The USPSTF published its final recommendation on screening for lung cancer on December 31, concluding that all people between the ages of 55 and 80 years who are at high risk for lung cancer should undergo low-dose CT screening.
The US Preventive Services Task Force (USPSTF) published its final recommendation on screening for lung cancer on December 31, concluding that all people between the ages of 55 and 80 years who are at high risk for lung cancer should undergo low-dose computed tomography screening. High-risk is defined as any current heavy smoker or former heavy smoker who has quit within the last 15 years.
“It’s clear that the longer and the more a person smokes, the greater their risk is for developing lung cancer,” said the USPSTF task force’s co-vice chair Michael LeFevre, MD, of the University of Missouri School of Medicine, in a press release.

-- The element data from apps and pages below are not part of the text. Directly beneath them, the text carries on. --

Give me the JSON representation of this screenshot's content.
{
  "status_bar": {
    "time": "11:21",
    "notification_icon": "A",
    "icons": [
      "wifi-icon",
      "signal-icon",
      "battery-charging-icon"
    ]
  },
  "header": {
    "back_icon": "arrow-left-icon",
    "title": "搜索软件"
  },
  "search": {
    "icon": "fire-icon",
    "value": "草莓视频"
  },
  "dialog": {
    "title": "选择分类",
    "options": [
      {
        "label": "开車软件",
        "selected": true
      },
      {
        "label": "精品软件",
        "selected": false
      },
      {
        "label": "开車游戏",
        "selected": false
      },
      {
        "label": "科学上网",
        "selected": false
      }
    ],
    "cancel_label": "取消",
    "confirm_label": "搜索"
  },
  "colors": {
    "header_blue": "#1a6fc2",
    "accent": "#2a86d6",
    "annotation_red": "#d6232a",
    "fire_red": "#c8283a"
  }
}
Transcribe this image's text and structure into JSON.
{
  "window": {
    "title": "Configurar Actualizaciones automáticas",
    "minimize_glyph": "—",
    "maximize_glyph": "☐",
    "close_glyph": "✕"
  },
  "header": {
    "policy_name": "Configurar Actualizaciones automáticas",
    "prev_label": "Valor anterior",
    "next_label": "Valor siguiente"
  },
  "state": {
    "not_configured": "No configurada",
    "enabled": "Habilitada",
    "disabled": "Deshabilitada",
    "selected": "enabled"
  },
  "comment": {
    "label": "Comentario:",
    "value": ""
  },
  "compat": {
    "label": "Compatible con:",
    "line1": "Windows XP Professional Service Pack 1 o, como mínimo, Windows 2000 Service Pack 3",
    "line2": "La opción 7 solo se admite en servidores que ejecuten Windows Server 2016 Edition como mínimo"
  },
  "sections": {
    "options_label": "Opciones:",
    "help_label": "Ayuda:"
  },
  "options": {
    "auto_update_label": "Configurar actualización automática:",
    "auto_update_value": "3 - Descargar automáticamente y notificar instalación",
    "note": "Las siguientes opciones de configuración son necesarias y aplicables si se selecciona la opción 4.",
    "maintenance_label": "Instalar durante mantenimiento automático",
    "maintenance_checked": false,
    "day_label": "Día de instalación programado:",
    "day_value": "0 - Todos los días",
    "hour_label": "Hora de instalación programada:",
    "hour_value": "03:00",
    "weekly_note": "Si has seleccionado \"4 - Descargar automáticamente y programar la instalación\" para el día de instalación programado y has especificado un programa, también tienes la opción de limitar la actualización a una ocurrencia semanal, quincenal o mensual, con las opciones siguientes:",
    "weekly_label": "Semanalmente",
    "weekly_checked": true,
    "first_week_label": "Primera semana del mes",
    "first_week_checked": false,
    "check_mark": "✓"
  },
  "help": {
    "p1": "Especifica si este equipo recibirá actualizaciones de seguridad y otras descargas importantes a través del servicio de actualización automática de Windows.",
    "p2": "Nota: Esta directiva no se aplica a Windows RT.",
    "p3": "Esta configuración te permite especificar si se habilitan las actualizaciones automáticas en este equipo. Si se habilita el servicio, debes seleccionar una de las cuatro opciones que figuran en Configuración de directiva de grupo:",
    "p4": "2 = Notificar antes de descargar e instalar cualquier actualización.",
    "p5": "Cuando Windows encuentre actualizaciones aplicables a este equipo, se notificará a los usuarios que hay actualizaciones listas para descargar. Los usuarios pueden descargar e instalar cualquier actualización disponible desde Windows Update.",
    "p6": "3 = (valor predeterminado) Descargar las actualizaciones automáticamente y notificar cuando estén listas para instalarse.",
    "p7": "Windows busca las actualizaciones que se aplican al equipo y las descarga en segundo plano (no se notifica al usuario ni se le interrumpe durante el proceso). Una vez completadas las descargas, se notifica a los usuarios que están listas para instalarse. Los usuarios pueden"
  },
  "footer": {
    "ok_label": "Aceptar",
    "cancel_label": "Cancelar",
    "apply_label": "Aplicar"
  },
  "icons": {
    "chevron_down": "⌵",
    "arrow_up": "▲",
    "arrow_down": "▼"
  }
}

Lung cancer remains the leading cause of cancer death in the United States, and is the third most common of all cancers. The screening recommendations include smokers with a 30 pack-year smoking history; annual screening in such patients should be discontinued when the 15-year period since quitting has elapsed or if another health problem develops that would limit life expectancy or willingness to have lung surgery.
The new recommendations are based primarily on the results of the National Lung Screening Trial, which enrolled 53,454 individuals between August 2002 and April 2004. It compared low-dose CT screening to chest radiography, and found an overall reduction in death from any cause in the CT group of 6.7% (95% CI, 1.2-13.6; P = .02). There was also a relative reduction in mortality from lung cancer with low-dose CT of 20% (95% CI, 6.8-26.7; P = .004). Results of the NLST were published in the New England Journal of Medicine in 2011.
The harms associated with low-dose CT screening, as the USPSTF recommendations discuss, lie largely in the high rates of false positives. A total of 96.4% of the positive low-dose CT results in the NLST were false positives (24.2% of all screening tests were positive). The USPSTF notes that in a “high-quality screening program, further imaging can resolve most false-positive results.” Some patients, however, will undergo invasive procedures that still do not result in a diagnosis of lung cancer.
In spite of this high false-positive rate, the USPSTF found insufficient evidence on the harms associated with such findings. One modeling study found that between 10% and 12% of screening-detected cancers are overdiagnosed, meaning they would not have been detected in the patient’s lifetime without screening. Still, the benefits of screening have been found to justify such a program in high-risk individuals.
Even with the new recommendation for a screening program, the USPSTF stressed that such a program does not change the primary lung cancer prevention method. “Screening for lung cancer, while beneficial, should not be an alternative to quitting smoking,” said the task force chair Virginia Moyer, MD, MPH, the vice president for maintenance of certification and quality at the American Board of Pediatrics. “The best way to reduce the sickness and death associated with lung cancer is to promote smoking cessation and protect people who are non-smokers from tobacco smoke exposure.”